The government has proposed requiring all civil servants to pledge allegiance to the Hong Kong SAR, and declare to uphold the Basic Law.
In a document to submitted to Legco, the Civil Service Bureau said it has all along been the duty of civil servants to uphold the Basic Law and be loyal to the Hong Kong SAR – and more importantly – to the government.
Officials said requesting civil servants to take oaths or make a written declaration could enable them to have a clearer awareness of their responsibilities.
As such, officials want all new civil service recruits after July 1 to confirm in writing to uphold the mini-constitution and pledge allegiance to the Hong Kong SAR.
Existing workers will also have to make such pledges as well, although this will be done in stages.
Those who are involved in decision-making, or have sensitive duties, like administrative officers, information officers, legal officers and disciplined services staff, are recommended to give their undertaking first.
Government staff who are to be recommended for promotion, or when their promotions are confirmed will also have to do the same.
For directorate officers of higher ranking, they will have to take an oath rather than do it in writing.
Officials said the proposal is in line with a requirement under the newly enacted national security law.
Pro-Beijing lawmakers have also criticised some civil servants for not being loyal to the government after a group of them organised a rally against the extradition bill last year.
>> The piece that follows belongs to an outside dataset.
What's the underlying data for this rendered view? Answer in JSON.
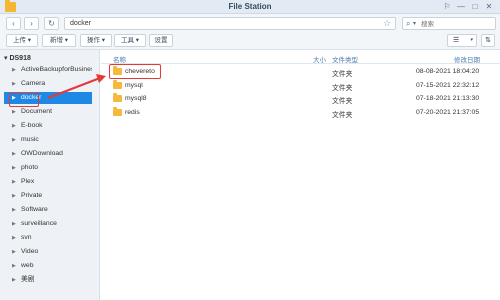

The chair of the Senior Government Officers Association, Lee Fong-chung, said that requiring civil servants to uphold the Basic Law and support the Hong Kong government is already stated in the civil service code.
But Lee said he needed to see more details about the new statement and consult members to see if they support the proposal.
Democratic Party chairman Wu Chi-wai said the oath-taking proposal shows that the government mistrusts its own staff.
Wu said the new requirement will make it easier to punish civil servants who express concerns about government policies, even if they express their opinions in a personal capacity.